**** Exercise material

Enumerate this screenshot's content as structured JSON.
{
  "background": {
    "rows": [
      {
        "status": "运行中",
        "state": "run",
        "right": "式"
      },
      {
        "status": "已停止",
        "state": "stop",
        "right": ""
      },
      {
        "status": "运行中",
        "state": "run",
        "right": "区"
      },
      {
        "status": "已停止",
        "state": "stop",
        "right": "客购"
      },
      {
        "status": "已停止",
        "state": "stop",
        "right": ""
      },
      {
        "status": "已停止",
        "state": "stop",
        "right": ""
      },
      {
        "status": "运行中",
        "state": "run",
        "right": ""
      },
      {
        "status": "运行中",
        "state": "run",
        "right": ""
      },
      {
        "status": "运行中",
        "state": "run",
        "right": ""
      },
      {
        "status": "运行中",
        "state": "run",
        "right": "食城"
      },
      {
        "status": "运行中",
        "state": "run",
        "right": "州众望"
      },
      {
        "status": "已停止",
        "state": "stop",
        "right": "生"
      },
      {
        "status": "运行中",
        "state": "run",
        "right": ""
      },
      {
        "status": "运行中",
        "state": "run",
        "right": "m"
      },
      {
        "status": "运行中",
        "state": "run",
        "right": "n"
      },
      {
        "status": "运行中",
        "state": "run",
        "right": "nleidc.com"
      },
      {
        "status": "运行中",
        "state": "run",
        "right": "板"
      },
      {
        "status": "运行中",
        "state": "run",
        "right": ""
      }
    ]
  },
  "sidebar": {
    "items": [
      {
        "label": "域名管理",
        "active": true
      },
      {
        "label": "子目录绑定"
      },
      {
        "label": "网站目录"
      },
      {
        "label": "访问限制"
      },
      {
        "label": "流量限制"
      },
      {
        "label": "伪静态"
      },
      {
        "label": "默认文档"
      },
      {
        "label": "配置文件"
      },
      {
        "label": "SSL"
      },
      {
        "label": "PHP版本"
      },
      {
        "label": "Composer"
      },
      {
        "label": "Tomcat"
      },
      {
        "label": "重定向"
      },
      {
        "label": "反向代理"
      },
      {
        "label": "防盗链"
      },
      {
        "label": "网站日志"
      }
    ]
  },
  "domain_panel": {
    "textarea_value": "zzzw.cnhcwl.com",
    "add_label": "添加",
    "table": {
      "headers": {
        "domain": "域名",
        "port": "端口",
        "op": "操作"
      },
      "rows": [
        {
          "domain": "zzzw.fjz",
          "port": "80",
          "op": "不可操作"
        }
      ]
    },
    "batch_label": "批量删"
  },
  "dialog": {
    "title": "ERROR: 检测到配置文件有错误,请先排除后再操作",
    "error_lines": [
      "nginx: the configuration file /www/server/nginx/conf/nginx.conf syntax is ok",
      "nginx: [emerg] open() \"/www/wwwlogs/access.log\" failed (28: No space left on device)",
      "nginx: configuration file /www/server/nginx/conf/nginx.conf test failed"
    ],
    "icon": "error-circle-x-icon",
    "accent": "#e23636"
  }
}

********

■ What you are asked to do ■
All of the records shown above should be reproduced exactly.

■ Result of this task ■
Enumerate this screenshot's content as structured JSON.
{
  "background": {
    "rows": [
      {
        "status": "运行中",
        "state": "run",
        "right": "式"
      },
      {
        "status": "已停止",
        "state": "stop",
        "right": ""
      },
      {
        "status": "运行中",
        "state": "run",
        "right": "区"
      },
      {
        "status": "已停止",
        "state": "stop",
        "right": "客购"
      },
      {
        "status": "已停止",
        "state": "stop",
        "right": ""
      },
      {
        "status": "已停止",
        "state": "stop",
        "right": ""
      },
      {
        "status": "运行中",
        "state": "run",
        "right": ""
      },
      {
        "status": "运行中",
        "state": "run",
        "right": ""
      },
      {
        "status": "运行中",
        "state": "run",
        "right": ""
      },
      {
        "status": "运行中",
        "state": "run",
        "right": "食城"
      },
      {
        "status": "运行中",
        "state": "run",
        "right": "州众望"
      },
      {
        "status": "已停止",
        "state": "stop",
        "right": "生"
      },
      {
        "status": "运行中",
        "state": "run",
        "right": ""
      },
      {
        "status": "运行中",
        "state": "run",
        "right": "m"
      },
      {
        "status": "运行中",
        "state": "run",
        "right": "n"
      },
      {
        "status": "运行中",
        "state": "run",
        "right": "nleidc.com"
      },
      {
        "status": "运行中",
        "state": "run",
        "right": "板"
      },
      {
        "status": "运行中",
        "state": "run",
        "right": ""
      }
    ]
  },
  "sidebar": {
    "items": [
      {
        "label": "域名管理",
        "active": true
      },
      {
        "label": "子目录绑定"
      },
      {
        "label": "网站目录"
      },
      {
        "label": "访问限制"
      },
      {
        "label": "流量限制"
      },
      {
        "label": "伪静态"
      },
      {
        "label": "默认文档"
      },
      {
        "label": "配置文件"
      },
      {
        "label": "SSL"
      },
      {
        "label": "PHP版本"
      },
      {
        "label": "Composer"
      },
      {
        "label": "Tomcat"
      },
      {
        "label": "重定向"
      },
      {
        "label": "反向代理"
      },
      {
        "label": "防盗链"
      },
      {
        "label": "网站日志"
      }
    ]
  },
  "domain_panel": {
    "textarea_value": "zzzw.cnhcwl.com",
    "add_label": "添加",
    "table": {
      "headers": {
        "domain": "域名",
        "port": "端口",
        "op": "操作"
      },
      "rows": [
        {
          "domain": "zzzw.fjz",
          "port": "80",
          "op": "不可操作"
        }
      ]
    },
    "batch_label": "批量删"
  },
  "dialog": {
    "title": "ERROR: 检测到配置文件有错误,请先排除后再操作",
    "error_lines": [
      "nginx: the configuration file /www/server/nginx/conf/nginx.conf syntax is ok",
      "nginx: [emerg] open() \"/www/wwwlogs/access.log\" failed (28: No space left on device)",
      "nginx: configuration file /www/server/nginx/conf/nginx.conf test failed"
    ],
    "icon": "error-circle-x-icon",
    "accent": "#e23636"
  }
}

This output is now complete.